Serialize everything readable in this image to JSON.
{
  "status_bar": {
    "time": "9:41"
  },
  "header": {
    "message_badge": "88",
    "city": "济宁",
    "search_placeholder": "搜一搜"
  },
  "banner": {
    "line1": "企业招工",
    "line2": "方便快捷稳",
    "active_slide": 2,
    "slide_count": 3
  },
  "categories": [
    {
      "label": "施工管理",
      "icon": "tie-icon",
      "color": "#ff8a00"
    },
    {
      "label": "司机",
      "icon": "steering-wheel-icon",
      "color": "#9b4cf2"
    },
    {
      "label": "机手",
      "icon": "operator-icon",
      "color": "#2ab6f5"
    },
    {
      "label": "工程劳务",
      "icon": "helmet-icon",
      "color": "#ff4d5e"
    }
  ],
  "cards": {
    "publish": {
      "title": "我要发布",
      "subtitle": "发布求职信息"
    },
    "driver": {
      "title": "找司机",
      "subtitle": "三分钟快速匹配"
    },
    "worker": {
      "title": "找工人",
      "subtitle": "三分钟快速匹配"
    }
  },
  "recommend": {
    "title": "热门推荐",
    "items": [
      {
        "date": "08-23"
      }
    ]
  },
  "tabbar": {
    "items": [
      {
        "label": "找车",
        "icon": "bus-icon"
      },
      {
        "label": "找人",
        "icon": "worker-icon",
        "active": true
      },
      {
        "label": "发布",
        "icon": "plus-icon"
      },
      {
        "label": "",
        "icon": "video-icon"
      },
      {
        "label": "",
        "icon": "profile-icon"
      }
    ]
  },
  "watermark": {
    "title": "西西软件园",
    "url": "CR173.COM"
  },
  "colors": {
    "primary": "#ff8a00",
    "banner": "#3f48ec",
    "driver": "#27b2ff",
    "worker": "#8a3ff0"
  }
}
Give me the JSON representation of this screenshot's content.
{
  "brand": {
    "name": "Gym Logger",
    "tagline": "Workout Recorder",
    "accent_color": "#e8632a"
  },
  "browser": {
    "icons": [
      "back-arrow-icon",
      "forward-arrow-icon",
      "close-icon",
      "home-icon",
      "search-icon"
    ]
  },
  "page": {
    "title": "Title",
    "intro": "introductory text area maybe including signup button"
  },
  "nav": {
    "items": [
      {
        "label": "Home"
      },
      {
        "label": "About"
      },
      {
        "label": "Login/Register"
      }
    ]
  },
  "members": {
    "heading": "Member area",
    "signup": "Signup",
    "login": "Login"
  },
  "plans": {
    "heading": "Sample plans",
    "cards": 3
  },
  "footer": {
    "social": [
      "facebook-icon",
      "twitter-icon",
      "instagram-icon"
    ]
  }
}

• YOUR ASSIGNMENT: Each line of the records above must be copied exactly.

• TASK RESPONSE:
Serialize everything readable in this image to JSON.
{
  "status_bar": {
    "time": "9:41"
  },
  "header": {
    "message_badge": "88",
    "city": "济宁",
    "search_placeholder": "搜一搜"
  },
  "banner": {
    "line1": "企业招工",
    "line2": "方便快捷稳",
    "active_slide": 2,
    "slide_count": 3
  },
  "categories": [
    {
      "label": "施工管理",
      "icon": "tie-icon",
      "color": "#ff8a00"
    },
    {
      "label": "司机",
      "icon": "steering-wheel-icon",
      "color": "#9b4cf2"
    },
    {
      "label": "机手",
      "icon": "operator-icon",
      "color": "#2ab6f5"
    },
    {
      "label": "工程劳务",
      "icon": "helmet-icon",
      "color": "#ff4d5e"
    }
  ],
  "cards": {
    "publish": {
      "title": "我要发布",
      "subtitle": "发布求职信息"
    },
    "driver": {
      "title": "找司机",
      "subtitle": "三分钟快速匹配"
    },
    "worker": {
      "title": "找工人",
      "subtitle": "三分钟快速匹配"
    }
  },
  "recommend": {
    "title": "热门推荐",
    "items": [
      {
        "date": "08-23"
      }
    ]
  },
  "tabbar": {
    "items": [
      {
        "label": "找车",
        "icon": "bus-icon"
      },
      {
        "label": "找人",
        "icon": "worker-icon",
        "active": true
      },
      {
        "label": "发布",
        "icon": "plus-icon"
      },
      {
        "label": "",
        "icon": "video-icon"
      },
      {
        "label": "",
        "icon": "profile-icon"
      }
    ]
  },
  "watermark": {
    "title": "西西软件园",
    "url": "CR173.COM"
  },
  "colors": {
    "primary": "#ff8a00",
    "banner": "#3f48ec",
    "driver": "#27b2ff",
    "worker": "#8a3ff0"
  }
}
Give me the JSON representation of this screenshot's content.
{
  "brand": {
    "name": "Gym Logger",
    "tagline": "Workout Recorder",
    "accent_color": "#e8632a"
  },
  "browser": {
    "icons": [
      "back-arrow-icon",
      "forward-arrow-icon",
      "close-icon",
      "home-icon",
      "search-icon"
    ]
  },
  "page": {
    "title": "Title",
    "intro": "introductory text area maybe including signup button"
  },
  "nav": {
    "items": [
      {
        "label": "Home"
      },
      {
        "label": "About"
      },
      {
        "label": "Login/Register"
      }
    ]
  },
  "members": {
    "heading": "Member area",
    "signup": "Signup",
    "login": "Login"
  },
  "plans": {
    "heading": "Sample plans",
    "cards": 3
  },
  "footer": {
    "social": [
      "facebook-icon",
      "twitter-icon",
      "instagram-icon"
    ]
  }
}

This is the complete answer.